## Activity
When you set down the entries, keep every word exactly as it is but drop the pictures.
═════ Records for this task
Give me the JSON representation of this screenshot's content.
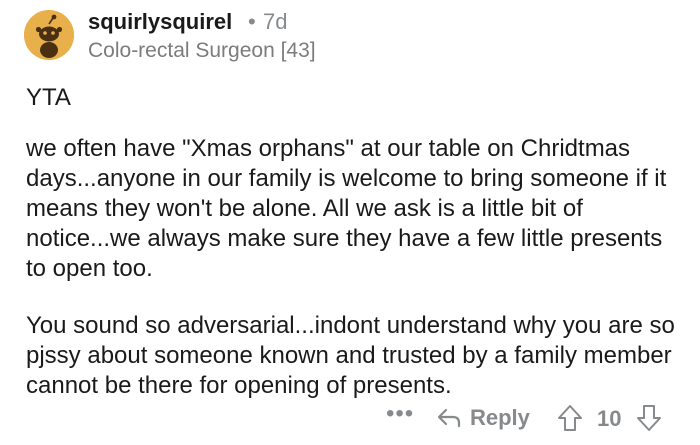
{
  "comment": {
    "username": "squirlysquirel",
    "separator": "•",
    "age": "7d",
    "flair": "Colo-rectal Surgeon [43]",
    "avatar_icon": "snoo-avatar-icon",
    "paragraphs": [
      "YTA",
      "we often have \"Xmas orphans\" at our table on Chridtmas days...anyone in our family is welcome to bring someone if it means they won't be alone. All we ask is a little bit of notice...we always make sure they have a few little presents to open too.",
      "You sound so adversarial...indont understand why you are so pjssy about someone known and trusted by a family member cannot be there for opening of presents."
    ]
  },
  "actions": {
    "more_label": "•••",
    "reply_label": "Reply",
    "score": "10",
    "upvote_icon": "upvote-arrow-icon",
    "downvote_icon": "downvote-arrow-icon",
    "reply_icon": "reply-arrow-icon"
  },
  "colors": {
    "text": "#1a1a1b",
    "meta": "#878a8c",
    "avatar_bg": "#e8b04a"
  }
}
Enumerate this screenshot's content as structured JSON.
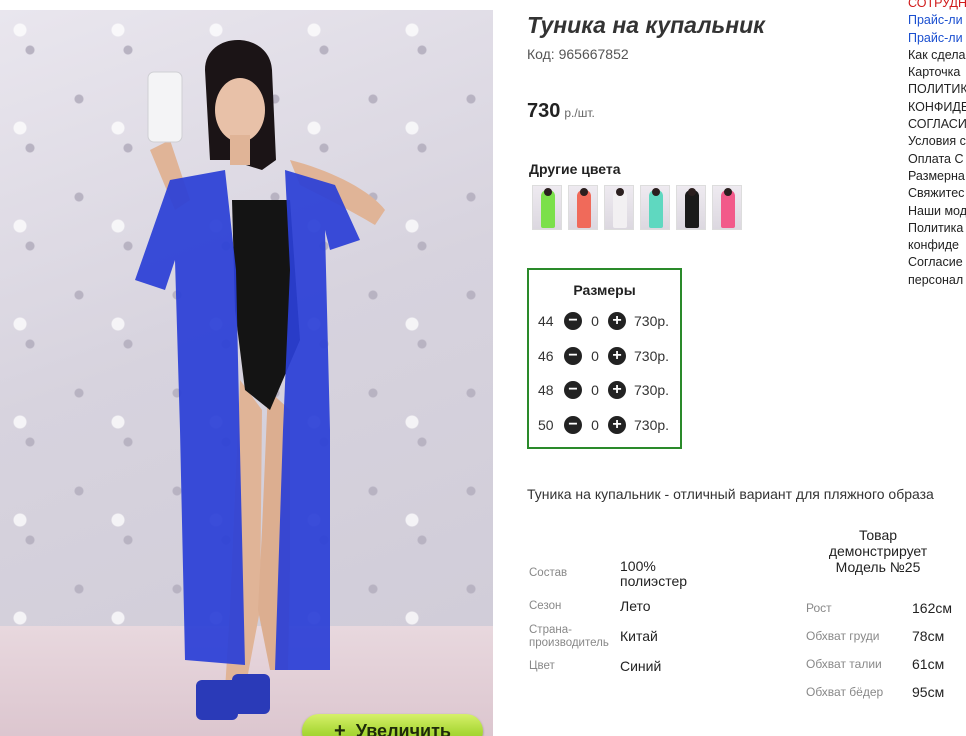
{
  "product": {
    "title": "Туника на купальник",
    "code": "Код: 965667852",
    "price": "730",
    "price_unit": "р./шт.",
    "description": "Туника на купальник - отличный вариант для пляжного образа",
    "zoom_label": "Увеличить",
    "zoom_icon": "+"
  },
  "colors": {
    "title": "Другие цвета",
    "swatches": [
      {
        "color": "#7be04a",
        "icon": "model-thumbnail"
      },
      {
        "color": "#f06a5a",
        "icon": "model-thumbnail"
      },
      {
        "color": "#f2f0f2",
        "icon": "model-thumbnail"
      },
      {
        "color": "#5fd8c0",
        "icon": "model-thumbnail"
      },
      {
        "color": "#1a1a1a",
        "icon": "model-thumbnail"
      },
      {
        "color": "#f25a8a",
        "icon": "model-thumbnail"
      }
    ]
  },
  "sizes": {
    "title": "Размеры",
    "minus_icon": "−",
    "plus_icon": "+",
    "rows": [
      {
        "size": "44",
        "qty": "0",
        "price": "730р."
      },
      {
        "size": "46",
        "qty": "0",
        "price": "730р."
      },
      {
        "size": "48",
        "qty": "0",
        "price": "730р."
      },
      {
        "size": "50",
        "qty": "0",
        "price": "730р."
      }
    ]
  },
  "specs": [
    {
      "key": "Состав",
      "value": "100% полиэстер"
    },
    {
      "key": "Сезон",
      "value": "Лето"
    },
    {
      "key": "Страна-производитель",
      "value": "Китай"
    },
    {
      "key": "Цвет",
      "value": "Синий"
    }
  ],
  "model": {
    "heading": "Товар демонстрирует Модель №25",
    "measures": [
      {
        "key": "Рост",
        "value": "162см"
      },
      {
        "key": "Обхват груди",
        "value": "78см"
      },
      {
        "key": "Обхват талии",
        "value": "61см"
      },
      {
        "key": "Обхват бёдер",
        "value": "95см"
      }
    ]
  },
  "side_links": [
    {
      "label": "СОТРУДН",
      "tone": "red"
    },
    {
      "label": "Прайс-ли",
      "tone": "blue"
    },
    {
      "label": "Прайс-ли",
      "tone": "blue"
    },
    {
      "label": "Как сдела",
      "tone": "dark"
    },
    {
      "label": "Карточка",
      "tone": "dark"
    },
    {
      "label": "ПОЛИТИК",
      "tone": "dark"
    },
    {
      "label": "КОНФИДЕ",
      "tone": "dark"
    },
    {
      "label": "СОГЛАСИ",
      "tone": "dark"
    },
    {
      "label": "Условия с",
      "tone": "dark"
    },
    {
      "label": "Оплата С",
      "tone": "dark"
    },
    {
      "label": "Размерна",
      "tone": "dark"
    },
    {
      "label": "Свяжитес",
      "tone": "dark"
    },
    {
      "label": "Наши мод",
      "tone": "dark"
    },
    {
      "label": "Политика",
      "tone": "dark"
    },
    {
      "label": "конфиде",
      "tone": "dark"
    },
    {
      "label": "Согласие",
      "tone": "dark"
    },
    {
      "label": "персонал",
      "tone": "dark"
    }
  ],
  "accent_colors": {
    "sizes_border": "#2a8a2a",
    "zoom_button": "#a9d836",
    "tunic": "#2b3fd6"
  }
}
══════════
## Finished task
Give me the JSON representation of this screenshot's content.
{
  "comment": {
    "username": "squirlysquirel",
    "separator": "•",
    "age": "7d",
    "flair": "Colo-rectal Surgeon [43]",
    "avatar_icon": "snoo-avatar-icon",
    "paragraphs": [
      "YTA",
      "we often have \"Xmas orphans\" at our table on Chridtmas days...anyone in our family is welcome to bring someone if it means they won't be alone. All we ask is a little bit of notice...we always make sure they have a few little presents to open too.",
      "You sound so adversarial...indont understand why you are so pjssy about someone known and trusted by a family member cannot be there for opening of presents."
    ]
  },
  "actions": {
    "more_label": "•••",
    "reply_label": "Reply",
    "score": "10",
    "upvote_icon": "upvote-arrow-icon",
    "downvote_icon": "downvote-arrow-icon",
    "reply_icon": "reply-arrow-icon"
  },
  "colors": {
    "text": "#1a1a1b",
    "meta": "#878a8c",
    "avatar_bg": "#e8b04a"
  }
}
Enumerate this screenshot's content as structured JSON.
{
  "product": {
    "title": "Туника на купальник",
    "code": "Код: 965667852",
    "price": "730",
    "price_unit": "р./шт.",
    "description": "Туника на купальник - отличный вариант для пляжного образа",
    "zoom_label": "Увеличить",
    "zoom_icon": "+"
  },
  "colors": {
    "title": "Другие цвета",
    "swatches": [
      {
        "color": "#7be04a",
        "icon": "model-thumbnail"
      },
      {
        "color": "#f06a5a",
        "icon": "model-thumbnail"
      },
      {
        "color": "#f2f0f2",
        "icon": "model-thumbnail"
      },
      {
        "color": "#5fd8c0",
        "icon": "model-thumbnail"
      },
      {
        "color": "#1a1a1a",
        "icon": "model-thumbnail"
      },
      {
        "color": "#f25a8a",
        "icon": "model-thumbnail"
      }
    ]
  },
  "sizes": {
    "title": "Размеры",
    "minus_icon": "−",
    "plus_icon": "+",
    "rows": [
      {
        "size": "44",
        "qty": "0",
        "price": "730р."
      },
      {
        "size": "46",
        "qty": "0",
        "price": "730р."
      },
      {
        "size": "48",
        "qty": "0",
        "price": "730р."
      },
      {
        "size": "50",
        "qty": "0",
        "price": "730р."
      }
    ]
  },
  "specs": [
    {
      "key": "Состав",
      "value": "100% полиэстер"
    },
    {
      "key": "Сезон",
      "value": "Лето"
    },
    {
      "key": "Страна-производитель",
      "value": "Китай"
    },
    {
      "key": "Цвет",
      "value": "Синий"
    }
  ],
  "model": {
    "heading": "Товар демонстрирует Модель №25",
    "measures": [
      {
        "key": "Рост",
        "value": "162см"
      },
      {
        "key": "Обхват груди",
        "value": "78см"
      },
      {
        "key": "Обхват талии",
        "value": "61см"
      },
      {
        "key": "Обхват бёдер",
        "value": "95см"
      }
    ]
  },
  "side_links": [
    {
      "label": "СОТРУДН",
      "tone": "red"
    },
    {
      "label": "Прайс-ли",
      "tone": "blue"
    },
    {
      "label": "Прайс-ли",
      "tone": "blue"
    },
    {
      "label": "Как сдела",
      "tone": "dark"
    },
    {
      "label": "Карточка",
      "tone": "dark"
    },
    {
      "label": "ПОЛИТИК",
      "tone": "dark"
    },
    {
      "label": "КОНФИДЕ",
      "tone": "dark"
    },
    {
      "label": "СОГЛАСИ",
      "tone": "dark"
    },
    {
      "label": "Условия с",
      "tone": "dark"
    },
    {
      "label": "Оплата С",
      "tone": "dark"
    },
    {
      "label": "Размерна",
      "tone": "dark"
    },
    {
      "label": "Свяжитес",
      "tone": "dark"
    },
    {
      "label": "Наши мод",
      "tone": "dark"
    },
    {
      "label": "Политика",
      "tone": "dark"
    },
    {
      "label": "конфиде",
      "tone": "dark"
    },
    {
      "label": "Согласие",
      "tone": "dark"
    },
    {
      "label": "персонал",
      "tone": "dark"
    }
  ],
  "accent_colors": {
    "sizes_border": "#2a8a2a",
    "zoom_button": "#a9d836",
    "tunic": "#2b3fd6"
  }
}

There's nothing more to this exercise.